Pick every line from the data that holds the word "calado".
****************
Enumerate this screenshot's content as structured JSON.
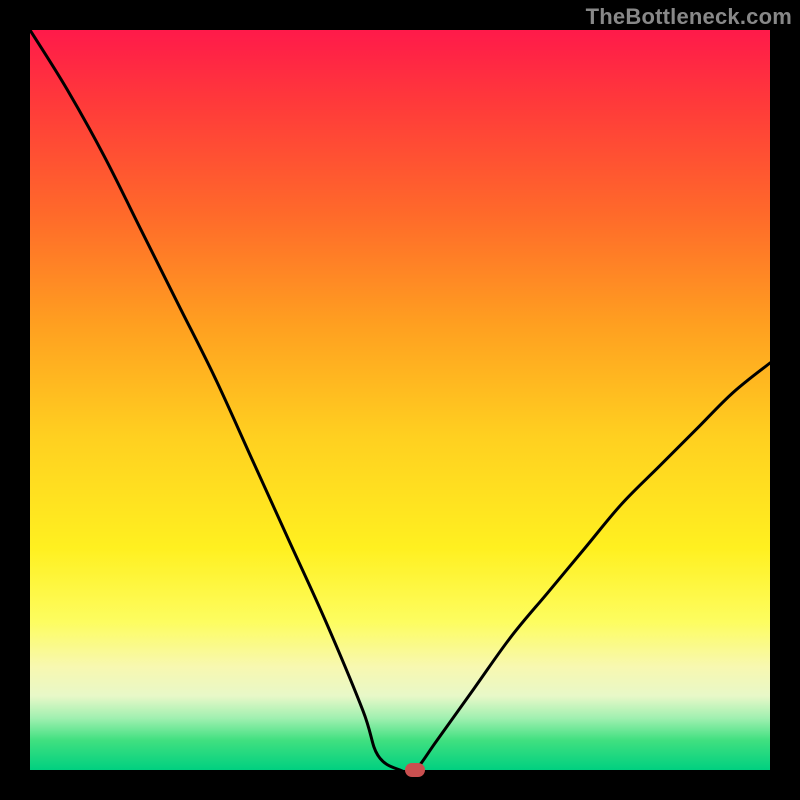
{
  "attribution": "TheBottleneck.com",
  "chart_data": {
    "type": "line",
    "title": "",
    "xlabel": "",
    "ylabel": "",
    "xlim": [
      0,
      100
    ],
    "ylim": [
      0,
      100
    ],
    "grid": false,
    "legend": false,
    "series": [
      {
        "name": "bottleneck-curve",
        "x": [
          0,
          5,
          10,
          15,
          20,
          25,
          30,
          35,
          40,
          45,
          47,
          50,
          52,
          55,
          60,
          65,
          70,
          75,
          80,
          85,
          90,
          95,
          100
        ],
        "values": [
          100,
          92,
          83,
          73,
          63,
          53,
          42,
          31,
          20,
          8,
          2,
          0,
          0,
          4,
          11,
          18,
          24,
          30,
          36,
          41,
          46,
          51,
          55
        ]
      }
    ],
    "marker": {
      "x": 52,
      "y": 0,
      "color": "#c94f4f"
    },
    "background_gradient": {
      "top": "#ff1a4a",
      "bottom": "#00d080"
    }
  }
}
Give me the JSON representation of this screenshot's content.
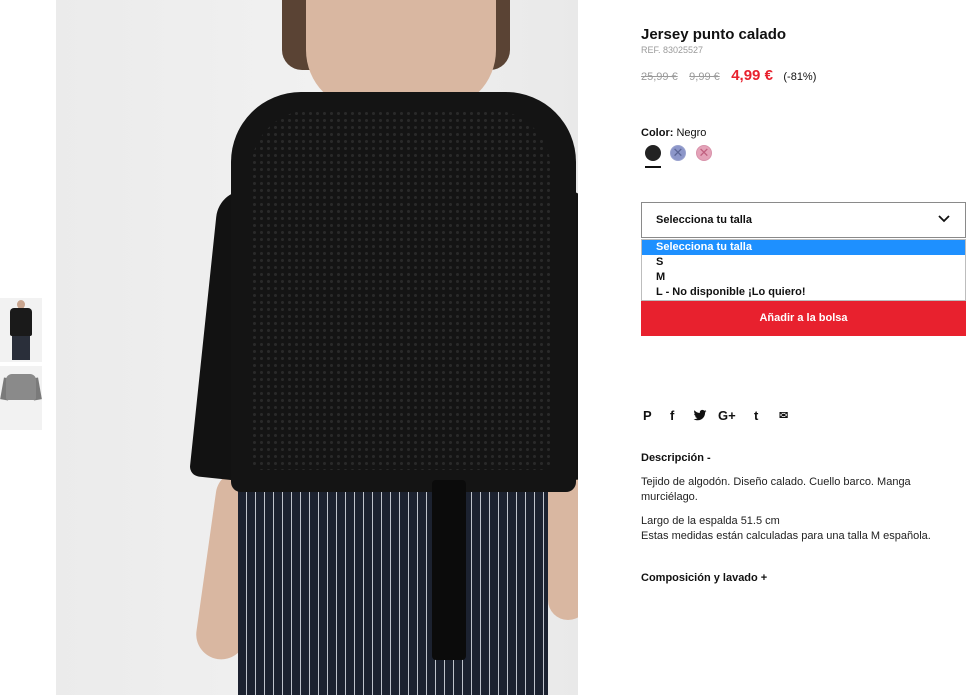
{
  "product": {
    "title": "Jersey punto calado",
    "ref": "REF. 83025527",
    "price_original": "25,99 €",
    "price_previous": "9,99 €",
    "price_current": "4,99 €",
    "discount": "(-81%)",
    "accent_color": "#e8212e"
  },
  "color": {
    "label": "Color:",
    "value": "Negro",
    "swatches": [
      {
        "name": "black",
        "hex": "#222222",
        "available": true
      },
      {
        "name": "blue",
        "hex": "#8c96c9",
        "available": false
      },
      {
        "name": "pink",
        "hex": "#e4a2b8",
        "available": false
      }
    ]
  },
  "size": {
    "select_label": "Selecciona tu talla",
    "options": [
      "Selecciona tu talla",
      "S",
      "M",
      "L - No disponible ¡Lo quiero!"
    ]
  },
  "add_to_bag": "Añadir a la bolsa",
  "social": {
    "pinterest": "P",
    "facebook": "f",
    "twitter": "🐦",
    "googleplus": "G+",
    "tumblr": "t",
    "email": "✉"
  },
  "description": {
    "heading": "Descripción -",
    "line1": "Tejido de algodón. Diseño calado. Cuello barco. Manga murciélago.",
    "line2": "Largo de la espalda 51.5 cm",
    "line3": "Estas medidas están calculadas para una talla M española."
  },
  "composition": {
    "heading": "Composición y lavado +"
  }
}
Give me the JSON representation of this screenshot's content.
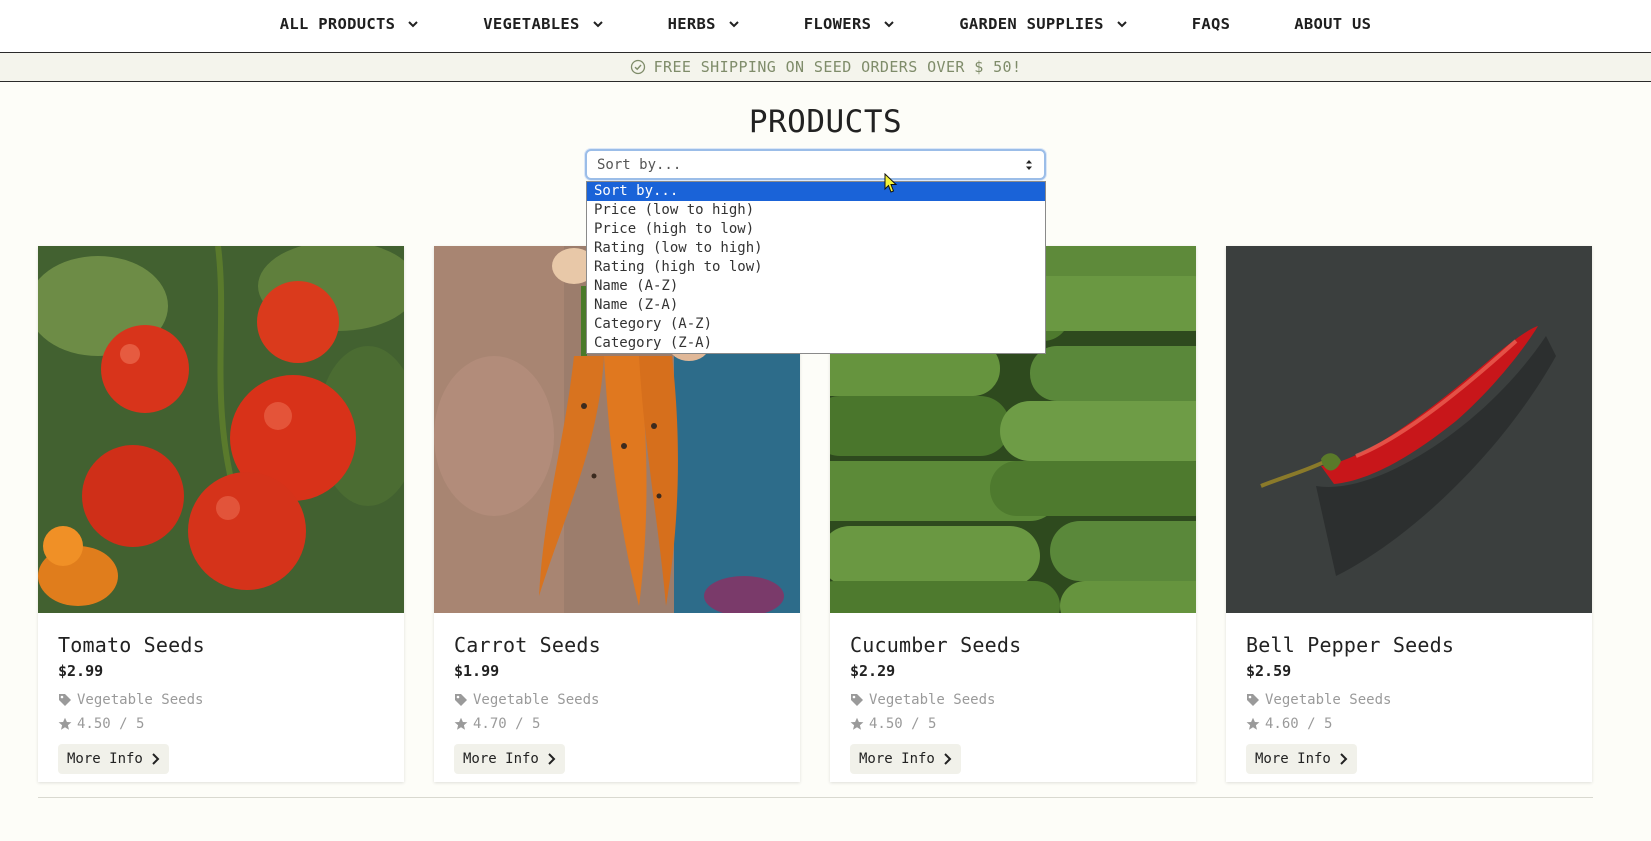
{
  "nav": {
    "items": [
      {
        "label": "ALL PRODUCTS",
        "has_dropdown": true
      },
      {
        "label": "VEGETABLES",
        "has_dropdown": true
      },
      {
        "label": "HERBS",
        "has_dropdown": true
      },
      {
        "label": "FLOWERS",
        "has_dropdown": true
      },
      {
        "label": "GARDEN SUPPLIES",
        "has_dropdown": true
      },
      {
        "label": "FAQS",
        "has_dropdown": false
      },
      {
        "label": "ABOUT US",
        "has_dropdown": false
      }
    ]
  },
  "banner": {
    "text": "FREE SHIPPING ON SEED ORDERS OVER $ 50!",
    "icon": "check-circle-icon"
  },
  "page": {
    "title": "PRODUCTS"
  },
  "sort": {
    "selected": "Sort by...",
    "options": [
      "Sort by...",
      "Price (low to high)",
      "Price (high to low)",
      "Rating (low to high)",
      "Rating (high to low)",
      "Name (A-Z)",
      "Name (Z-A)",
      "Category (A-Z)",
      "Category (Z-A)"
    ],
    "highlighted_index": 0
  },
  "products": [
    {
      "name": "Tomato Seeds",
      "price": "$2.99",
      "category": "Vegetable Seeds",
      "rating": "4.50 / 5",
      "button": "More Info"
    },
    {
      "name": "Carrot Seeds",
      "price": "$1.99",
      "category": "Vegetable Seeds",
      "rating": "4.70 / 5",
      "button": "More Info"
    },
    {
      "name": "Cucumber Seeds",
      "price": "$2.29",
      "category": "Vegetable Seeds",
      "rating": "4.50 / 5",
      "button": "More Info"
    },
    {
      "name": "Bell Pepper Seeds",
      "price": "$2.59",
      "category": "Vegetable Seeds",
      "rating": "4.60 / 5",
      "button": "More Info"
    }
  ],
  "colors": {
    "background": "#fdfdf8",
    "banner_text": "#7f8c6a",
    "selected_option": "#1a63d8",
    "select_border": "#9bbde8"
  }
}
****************
● Solved exercise
    "title": "Jersey punto calado",
    "line1": "Tejido de algodón. Diseño calado. Cuello barco. Manga murciélago.",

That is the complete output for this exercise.